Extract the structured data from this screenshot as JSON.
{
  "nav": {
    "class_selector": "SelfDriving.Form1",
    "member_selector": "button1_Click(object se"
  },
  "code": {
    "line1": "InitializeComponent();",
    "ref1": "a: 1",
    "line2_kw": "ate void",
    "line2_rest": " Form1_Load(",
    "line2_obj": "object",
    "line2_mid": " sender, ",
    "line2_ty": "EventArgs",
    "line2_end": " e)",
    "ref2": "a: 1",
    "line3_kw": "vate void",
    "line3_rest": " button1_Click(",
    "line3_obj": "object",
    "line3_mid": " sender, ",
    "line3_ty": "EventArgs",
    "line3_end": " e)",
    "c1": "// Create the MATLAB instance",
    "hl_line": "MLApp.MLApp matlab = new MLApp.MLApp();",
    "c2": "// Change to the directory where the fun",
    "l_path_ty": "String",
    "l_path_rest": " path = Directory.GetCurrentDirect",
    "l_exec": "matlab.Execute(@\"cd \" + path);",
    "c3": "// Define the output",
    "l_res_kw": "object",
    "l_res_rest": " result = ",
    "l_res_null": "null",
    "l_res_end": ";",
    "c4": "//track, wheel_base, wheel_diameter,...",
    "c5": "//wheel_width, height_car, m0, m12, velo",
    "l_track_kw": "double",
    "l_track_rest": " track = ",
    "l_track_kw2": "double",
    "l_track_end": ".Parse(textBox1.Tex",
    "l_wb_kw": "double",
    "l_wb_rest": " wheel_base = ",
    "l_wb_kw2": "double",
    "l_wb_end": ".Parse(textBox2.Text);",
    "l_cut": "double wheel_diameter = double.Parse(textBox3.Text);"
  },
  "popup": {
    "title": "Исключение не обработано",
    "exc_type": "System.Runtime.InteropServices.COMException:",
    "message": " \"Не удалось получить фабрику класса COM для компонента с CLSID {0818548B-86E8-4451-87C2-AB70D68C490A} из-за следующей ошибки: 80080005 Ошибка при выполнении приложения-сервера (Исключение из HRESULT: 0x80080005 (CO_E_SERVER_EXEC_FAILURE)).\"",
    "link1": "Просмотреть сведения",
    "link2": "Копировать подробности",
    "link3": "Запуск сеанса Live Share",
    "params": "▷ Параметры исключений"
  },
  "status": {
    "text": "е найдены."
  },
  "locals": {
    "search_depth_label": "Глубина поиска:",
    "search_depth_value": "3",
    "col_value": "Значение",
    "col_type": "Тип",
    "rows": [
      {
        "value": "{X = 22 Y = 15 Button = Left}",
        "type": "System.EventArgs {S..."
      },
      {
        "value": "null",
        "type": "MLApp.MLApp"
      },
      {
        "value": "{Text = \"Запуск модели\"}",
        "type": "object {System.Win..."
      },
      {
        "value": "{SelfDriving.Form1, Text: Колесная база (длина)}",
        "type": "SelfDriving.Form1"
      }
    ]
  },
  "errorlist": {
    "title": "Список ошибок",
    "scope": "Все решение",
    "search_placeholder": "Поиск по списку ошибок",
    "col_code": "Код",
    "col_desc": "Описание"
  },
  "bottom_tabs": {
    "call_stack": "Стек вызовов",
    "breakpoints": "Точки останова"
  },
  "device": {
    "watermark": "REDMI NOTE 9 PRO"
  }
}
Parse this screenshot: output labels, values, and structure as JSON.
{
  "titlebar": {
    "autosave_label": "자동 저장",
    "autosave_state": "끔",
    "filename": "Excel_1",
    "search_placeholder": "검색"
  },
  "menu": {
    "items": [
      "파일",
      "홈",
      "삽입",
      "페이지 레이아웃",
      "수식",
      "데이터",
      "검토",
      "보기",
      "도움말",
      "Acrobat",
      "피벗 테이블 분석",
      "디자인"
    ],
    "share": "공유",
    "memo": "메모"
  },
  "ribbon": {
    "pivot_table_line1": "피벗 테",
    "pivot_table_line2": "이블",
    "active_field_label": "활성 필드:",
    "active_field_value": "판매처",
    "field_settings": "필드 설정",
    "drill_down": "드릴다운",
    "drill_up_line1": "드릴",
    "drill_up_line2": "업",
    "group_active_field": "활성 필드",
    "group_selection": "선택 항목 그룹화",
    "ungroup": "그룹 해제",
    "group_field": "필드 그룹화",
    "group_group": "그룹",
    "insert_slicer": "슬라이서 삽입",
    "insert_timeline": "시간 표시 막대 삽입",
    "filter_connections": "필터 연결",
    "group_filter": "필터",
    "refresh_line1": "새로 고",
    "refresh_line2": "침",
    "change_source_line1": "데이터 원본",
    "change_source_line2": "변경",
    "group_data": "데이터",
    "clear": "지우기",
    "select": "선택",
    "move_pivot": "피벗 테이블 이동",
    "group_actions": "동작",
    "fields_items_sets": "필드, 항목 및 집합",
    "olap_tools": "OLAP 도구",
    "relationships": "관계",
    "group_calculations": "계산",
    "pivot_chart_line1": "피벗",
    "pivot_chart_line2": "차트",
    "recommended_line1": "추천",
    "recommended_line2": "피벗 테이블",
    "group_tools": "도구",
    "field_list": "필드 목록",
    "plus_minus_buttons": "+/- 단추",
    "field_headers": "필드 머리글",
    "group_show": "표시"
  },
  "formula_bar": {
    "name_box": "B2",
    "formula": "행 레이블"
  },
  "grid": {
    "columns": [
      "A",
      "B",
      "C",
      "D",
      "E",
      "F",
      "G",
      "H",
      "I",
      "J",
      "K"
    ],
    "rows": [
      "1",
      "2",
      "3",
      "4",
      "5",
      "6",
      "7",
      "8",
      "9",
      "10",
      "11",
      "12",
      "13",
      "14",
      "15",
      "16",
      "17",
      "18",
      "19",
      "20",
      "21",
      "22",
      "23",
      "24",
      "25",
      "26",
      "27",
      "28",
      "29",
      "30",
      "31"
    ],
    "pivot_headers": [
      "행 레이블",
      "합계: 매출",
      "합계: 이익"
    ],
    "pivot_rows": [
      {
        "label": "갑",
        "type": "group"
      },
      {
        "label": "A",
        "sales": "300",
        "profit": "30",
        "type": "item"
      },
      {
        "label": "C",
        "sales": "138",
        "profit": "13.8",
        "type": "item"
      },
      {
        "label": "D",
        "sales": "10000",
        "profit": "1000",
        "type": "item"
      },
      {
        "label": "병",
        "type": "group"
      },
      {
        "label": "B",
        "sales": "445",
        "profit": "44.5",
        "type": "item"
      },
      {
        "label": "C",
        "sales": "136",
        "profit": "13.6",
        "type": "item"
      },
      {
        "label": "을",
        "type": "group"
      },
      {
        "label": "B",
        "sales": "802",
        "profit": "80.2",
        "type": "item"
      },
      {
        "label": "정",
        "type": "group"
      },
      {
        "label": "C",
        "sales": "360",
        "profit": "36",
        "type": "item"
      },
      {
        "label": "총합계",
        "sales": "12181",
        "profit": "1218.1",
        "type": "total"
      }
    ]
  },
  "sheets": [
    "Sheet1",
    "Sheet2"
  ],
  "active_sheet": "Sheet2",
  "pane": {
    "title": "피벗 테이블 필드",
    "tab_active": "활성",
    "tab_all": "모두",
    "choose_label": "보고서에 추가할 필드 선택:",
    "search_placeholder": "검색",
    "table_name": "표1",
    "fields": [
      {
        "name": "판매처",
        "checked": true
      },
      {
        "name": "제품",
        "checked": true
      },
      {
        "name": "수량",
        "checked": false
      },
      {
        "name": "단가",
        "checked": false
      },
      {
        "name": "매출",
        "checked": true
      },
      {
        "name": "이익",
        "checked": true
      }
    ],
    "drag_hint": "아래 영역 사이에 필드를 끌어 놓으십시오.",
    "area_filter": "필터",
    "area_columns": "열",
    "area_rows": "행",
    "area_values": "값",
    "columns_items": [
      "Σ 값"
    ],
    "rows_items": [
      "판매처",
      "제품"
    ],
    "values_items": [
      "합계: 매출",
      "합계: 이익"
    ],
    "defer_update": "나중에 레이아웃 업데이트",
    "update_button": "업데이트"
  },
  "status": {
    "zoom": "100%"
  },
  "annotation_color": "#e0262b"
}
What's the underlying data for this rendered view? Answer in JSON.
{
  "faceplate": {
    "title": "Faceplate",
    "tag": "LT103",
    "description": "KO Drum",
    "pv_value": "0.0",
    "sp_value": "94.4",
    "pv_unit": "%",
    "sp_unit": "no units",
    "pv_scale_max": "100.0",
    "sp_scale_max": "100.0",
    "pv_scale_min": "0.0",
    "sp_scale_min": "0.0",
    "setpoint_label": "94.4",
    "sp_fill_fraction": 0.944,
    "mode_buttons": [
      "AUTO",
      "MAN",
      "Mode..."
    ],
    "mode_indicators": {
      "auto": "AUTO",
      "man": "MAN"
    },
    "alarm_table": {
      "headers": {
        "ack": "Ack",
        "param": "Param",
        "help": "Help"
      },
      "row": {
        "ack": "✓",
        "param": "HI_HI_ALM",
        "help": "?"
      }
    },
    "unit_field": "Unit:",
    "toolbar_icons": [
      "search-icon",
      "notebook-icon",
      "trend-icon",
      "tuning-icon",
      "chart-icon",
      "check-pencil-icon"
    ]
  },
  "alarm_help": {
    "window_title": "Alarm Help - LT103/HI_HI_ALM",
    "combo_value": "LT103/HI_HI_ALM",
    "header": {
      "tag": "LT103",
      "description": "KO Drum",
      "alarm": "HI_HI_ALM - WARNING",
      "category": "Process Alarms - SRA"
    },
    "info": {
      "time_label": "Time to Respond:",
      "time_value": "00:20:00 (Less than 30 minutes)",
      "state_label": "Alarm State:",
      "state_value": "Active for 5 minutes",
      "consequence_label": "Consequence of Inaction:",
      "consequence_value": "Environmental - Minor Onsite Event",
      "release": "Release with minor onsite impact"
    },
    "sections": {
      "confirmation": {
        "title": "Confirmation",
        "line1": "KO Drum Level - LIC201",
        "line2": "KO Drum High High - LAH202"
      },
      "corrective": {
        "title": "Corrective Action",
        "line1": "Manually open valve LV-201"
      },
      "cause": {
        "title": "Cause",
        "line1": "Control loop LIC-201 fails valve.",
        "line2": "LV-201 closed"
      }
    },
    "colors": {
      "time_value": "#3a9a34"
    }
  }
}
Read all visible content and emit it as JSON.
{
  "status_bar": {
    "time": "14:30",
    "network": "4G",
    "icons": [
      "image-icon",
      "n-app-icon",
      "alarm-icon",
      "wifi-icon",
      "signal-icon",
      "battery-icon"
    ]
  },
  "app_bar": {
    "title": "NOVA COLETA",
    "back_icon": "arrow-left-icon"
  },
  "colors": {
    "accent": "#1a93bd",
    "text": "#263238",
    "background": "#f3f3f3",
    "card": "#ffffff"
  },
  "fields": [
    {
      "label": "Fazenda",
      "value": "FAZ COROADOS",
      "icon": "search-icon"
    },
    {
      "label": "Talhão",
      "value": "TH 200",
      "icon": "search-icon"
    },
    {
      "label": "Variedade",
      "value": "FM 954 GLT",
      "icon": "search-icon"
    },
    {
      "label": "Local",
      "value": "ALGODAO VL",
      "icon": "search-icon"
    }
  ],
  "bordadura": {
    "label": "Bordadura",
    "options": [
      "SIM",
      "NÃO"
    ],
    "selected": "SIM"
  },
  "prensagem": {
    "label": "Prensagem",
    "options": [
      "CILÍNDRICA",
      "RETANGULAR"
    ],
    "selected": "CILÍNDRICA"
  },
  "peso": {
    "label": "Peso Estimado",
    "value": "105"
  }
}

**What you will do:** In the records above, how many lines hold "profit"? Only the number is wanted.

**Solution:** 8